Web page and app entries

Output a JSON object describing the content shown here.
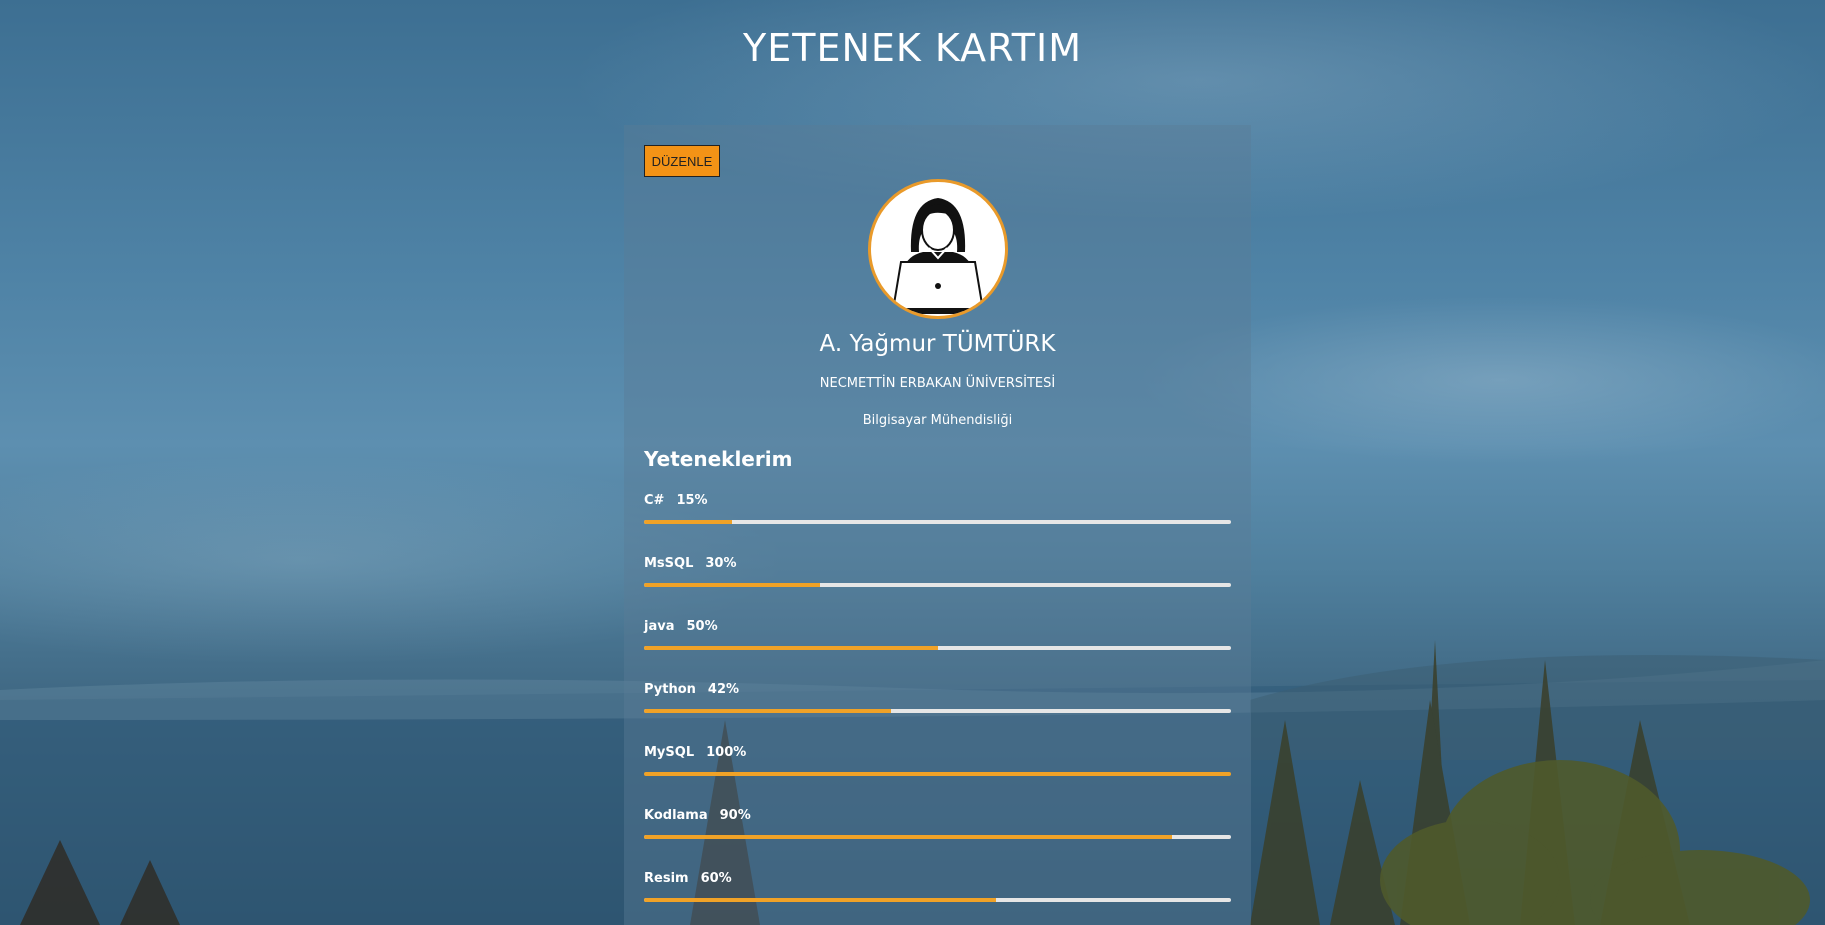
{
  "page": {
    "title": "YETENEK KARTIM"
  },
  "card": {
    "edit_label": "DÜZENLE",
    "name": "A. Yağmur TÜMTÜRK",
    "school": "NECMETTİN ERBAKAN ÜNİVERSİTESİ",
    "department": "Bilgisayar Mühendisliği",
    "skills_heading": "Yeteneklerim",
    "avatar_icon": "user-with-laptop-icon"
  },
  "skills": [
    {
      "name": "C#",
      "percent_label": "15%",
      "percent": 15
    },
    {
      "name": "MsSQL",
      "percent_label": "30%",
      "percent": 30
    },
    {
      "name": "java",
      "percent_label": "50%",
      "percent": 50
    },
    {
      "name": "Python",
      "percent_label": "42%",
      "percent": 42
    },
    {
      "name": "MySQL",
      "percent_label": "100%",
      "percent": 100
    },
    {
      "name": "Kodlama",
      "percent_label": "90%",
      "percent": 90
    },
    {
      "name": "Resim",
      "percent_label": "60%",
      "percent": 60
    }
  ],
  "colors": {
    "accent": "#f0a227",
    "button": "#f39316",
    "track": "#e6e6e6"
  }
}
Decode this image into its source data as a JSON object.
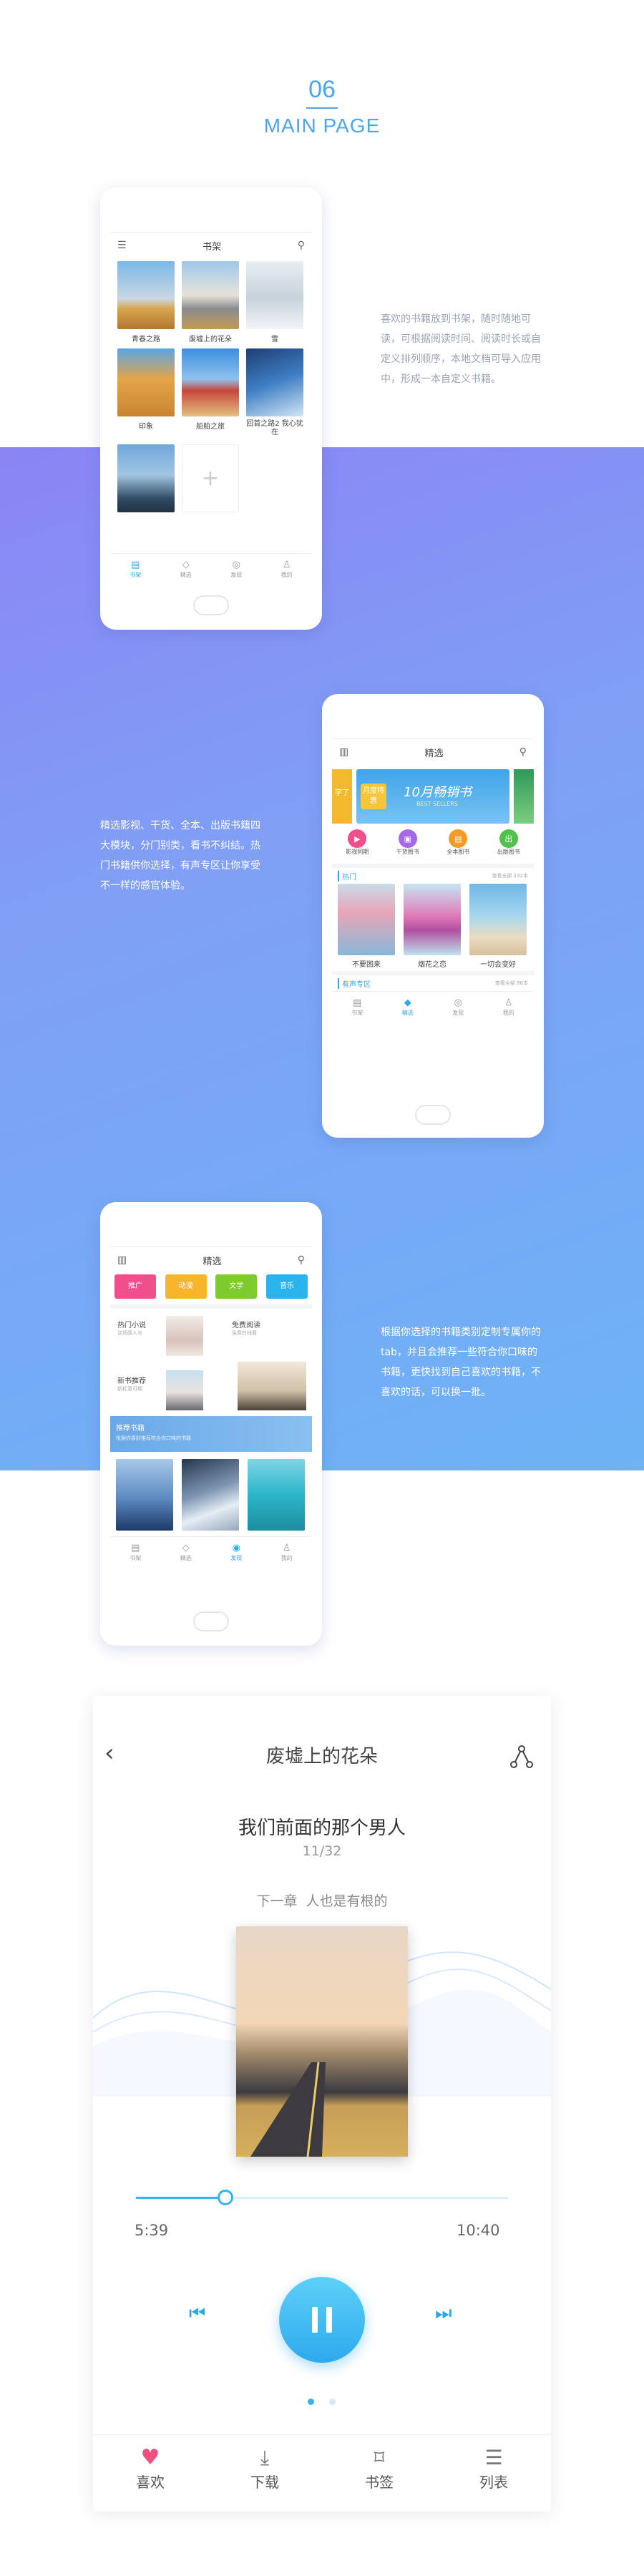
{
  "header": {
    "number": "06",
    "title": "MAIN PAGE"
  },
  "desc1": "喜欢的书籍放到书架，随时随地可读，可根据阅读时间、阅读时长或自定义排列顺序，本地文档可导入应用中，形成一本自定义书籍。",
  "desc2": "精选影视、干货、全本、出版书籍四大模块，分门别类，看书不纠结。热门书籍供你选择，有声专区让你享受不一样的感官体验。",
  "desc3": "根据你选择的书籍类别定制专属你的tab，并且会推荐一些符合你口味的书籍，更快找到自己喜欢的书籍，不喜欢的话，可以换一批。",
  "tabs": {
    "t1": "书架",
    "t2": "精选",
    "t3": "发现",
    "t4": "我的"
  },
  "shelf": {
    "title": "书架",
    "books": [
      "青春之路",
      "废墟上的花朵",
      "雪",
      "印象",
      "船舶之旅",
      "回首之路2 我心犹在"
    ]
  },
  "featured": {
    "title": "精选",
    "banner": "10月畅销书",
    "banner_sub": "BEST SELLERS",
    "left_tag": "字了",
    "mid_tag": "月度特惠",
    "cats": [
      "影视同期",
      "干货图书",
      "全本图书",
      "出版图书"
    ],
    "hot_label": "热门",
    "hot_more": "查看全部 232本",
    "hot_books": [
      "不要困来",
      "烟花之恋",
      "一切会变好"
    ],
    "audio_label": "有声专区",
    "audio_more": "查看全部 86本"
  },
  "custom": {
    "title": "精选",
    "chips": [
      "推广",
      "动漫",
      "文学",
      "音乐"
    ],
    "items": [
      {
        "title": "热门小说",
        "sub": "这场感人与"
      },
      {
        "title": "免费阅读",
        "sub": "免费在线看"
      },
      {
        "title": "新书推荐",
        "sub": "新标意可期"
      }
    ],
    "rec_title": "推荐书籍",
    "rec_sub": "根据你喜好推荐符合你口味的书籍"
  },
  "player": {
    "book": "废墟上的花朵",
    "chapter": "我们前面的那个男人",
    "page": "11/32",
    "next": "下一章  人也是有根的",
    "time_now": "5:39",
    "time_total": "10:40",
    "progress": 0.24,
    "nav": [
      "喜欢",
      "下载",
      "书签",
      "列表"
    ]
  }
}
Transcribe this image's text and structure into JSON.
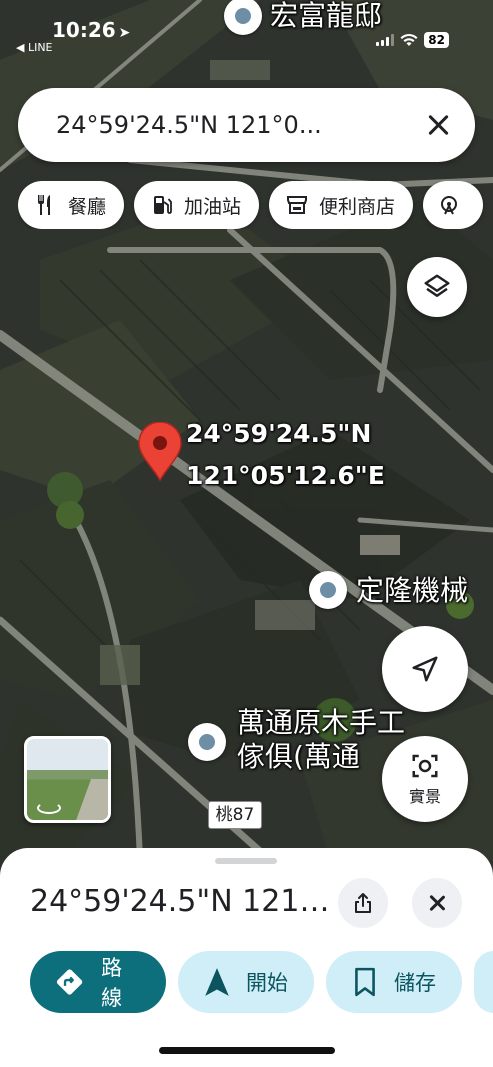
{
  "status": {
    "time": "10:26",
    "back_app": "◀ LINE",
    "battery": "82"
  },
  "search": {
    "value": "24°59'24.5\"N 121°0..."
  },
  "chips": [
    {
      "label": "餐廳",
      "icon": "restaurant-icon"
    },
    {
      "label": "加油站",
      "icon": "gas-station-icon"
    },
    {
      "label": "便利商店",
      "icon": "store-icon"
    }
  ],
  "map": {
    "pin_label_lat": "24°59'24.5\"N",
    "pin_label_lng": "121°05'12.6\"E",
    "places": [
      {
        "name": "宏富龍邸"
      },
      {
        "name": "定隆機械"
      },
      {
        "name_line1": "萬通原木手工",
        "name_line2": "傢俱(萬通"
      }
    ],
    "road_shield": "桃87"
  },
  "buttons": {
    "streetview_label": "實景"
  },
  "sheet": {
    "title": "24°59'24.5\"N 121°...",
    "actions": [
      {
        "label": "路線",
        "icon": "directions-icon"
      },
      {
        "label": "開始",
        "icon": "navigation-arrow-icon"
      },
      {
        "label": "儲存",
        "icon": "bookmark-icon"
      }
    ]
  },
  "colors": {
    "primary_action": "#0d6f7c",
    "secondary_action_bg": "#cfeef7",
    "pin_red": "#ea4335"
  }
}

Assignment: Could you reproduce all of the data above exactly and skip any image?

Output for this task:
Output a JSON object describing the content shown here.
{
  "page": {
    "title": "YETENEK KARTIM"
  },
  "card": {
    "edit_label": "DÜZENLE",
    "name": "A. Yağmur TÜMTÜRK",
    "school": "NECMETTİN ERBAKAN ÜNİVERSİTESİ",
    "department": "Bilgisayar Mühendisliği",
    "skills_heading": "Yeteneklerim",
    "avatar_icon": "user-with-laptop-icon"
  },
  "skills": [
    {
      "name": "C#",
      "percent_label": "15%",
      "percent": 15
    },
    {
      "name": "MsSQL",
      "percent_label": "30%",
      "percent": 30
    },
    {
      "name": "java",
      "percent_label": "50%",
      "percent": 50
    },
    {
      "name": "Python",
      "percent_label": "42%",
      "percent": 42
    },
    {
      "name": "MySQL",
      "percent_label": "100%",
      "percent": 100
    },
    {
      "name": "Kodlama",
      "percent_label": "90%",
      "percent": 90
    },
    {
      "name": "Resim",
      "percent_label": "60%",
      "percent": 60
    }
  ],
  "colors": {
    "accent": "#f0a227",
    "button": "#f39316",
    "track": "#e6e6e6"
  }
}
Decode this image into its source data as a JSON object.
{
  "header": {
    "number": "06",
    "title": "MAIN PAGE"
  },
  "desc1": "喜欢的书籍放到书架，随时随地可读，可根据阅读时间、阅读时长或自定义排列顺序，本地文档可导入应用中，形成一本自定义书籍。",
  "desc2": "精选影视、干货、全本、出版书籍四大模块，分门别类，看书不纠结。热门书籍供你选择，有声专区让你享受不一样的感官体验。",
  "desc3": "根据你选择的书籍类别定制专属你的tab，并且会推荐一些符合你口味的书籍，更快找到自己喜欢的书籍，不喜欢的话，可以换一批。",
  "tabs": {
    "t1": "书架",
    "t2": "精选",
    "t3": "发现",
    "t4": "我的"
  },
  "shelf": {
    "title": "书架",
    "books": [
      "青春之路",
      "废墟上的花朵",
      "雪",
      "印象",
      "船舶之旅",
      "回首之路2 我心犹在"
    ]
  },
  "featured": {
    "title": "精选",
    "banner": "10月畅销书",
    "banner_sub": "BEST SELLERS",
    "left_tag": "字了",
    "mid_tag": "月度特惠",
    "cats": [
      "影视同期",
      "干货图书",
      "全本图书",
      "出版图书"
    ],
    "hot_label": "热门",
    "hot_more": "查看全部 232本",
    "hot_books": [
      "不要困来",
      "烟花之恋",
      "一切会变好"
    ],
    "audio_label": "有声专区",
    "audio_more": "查看全部 86本"
  },
  "custom": {
    "title": "精选",
    "chips": [
      "推广",
      "动漫",
      "文学",
      "音乐"
    ],
    "items": [
      {
        "title": "热门小说",
        "sub": "这场感人与"
      },
      {
        "title": "免费阅读",
        "sub": "免费在线看"
      },
      {
        "title": "新书推荐",
        "sub": "新标意可期"
      }
    ],
    "rec_title": "推荐书籍",
    "rec_sub": "根据你喜好推荐符合你口味的书籍"
  },
  "player": {
    "book": "废墟上的花朵",
    "chapter": "我们前面的那个男人",
    "page": "11/32",
    "next": "下一章  人也是有根的",
    "time_now": "5:39",
    "time_total": "10:40",
    "progress": 0.24,
    "nav": [
      "喜欢",
      "下载",
      "书签",
      "列表"
    ]
  }
}
Transcribe this image's text and structure into JSON.
{
  "status": {
    "time": "10:26",
    "back_app": "◀ LINE",
    "battery": "82"
  },
  "search": {
    "value": "24°59'24.5\"N 121°0..."
  },
  "chips": [
    {
      "label": "餐廳",
      "icon": "restaurant-icon"
    },
    {
      "label": "加油站",
      "icon": "gas-station-icon"
    },
    {
      "label": "便利商店",
      "icon": "store-icon"
    }
  ],
  "map": {
    "pin_label_lat": "24°59'24.5\"N",
    "pin_label_lng": "121°05'12.6\"E",
    "places": [
      {
        "name": "宏富龍邸"
      },
      {
        "name": "定隆機械"
      },
      {
        "name_line1": "萬通原木手工",
        "name_line2": "傢俱(萬通"
      }
    ],
    "road_shield": "桃87"
  },
  "buttons": {
    "streetview_label": "實景"
  },
  "sheet": {
    "title": "24°59'24.5\"N 121°...",
    "actions": [
      {
        "label": "路線",
        "icon": "directions-icon"
      },
      {
        "label": "開始",
        "icon": "navigation-arrow-icon"
      },
      {
        "label": "儲存",
        "icon": "bookmark-icon"
      }
    ]
  },
  "colors": {
    "primary_action": "#0d6f7c",
    "secondary_action_bg": "#cfeef7",
    "pin_red": "#ea4335"
  }
}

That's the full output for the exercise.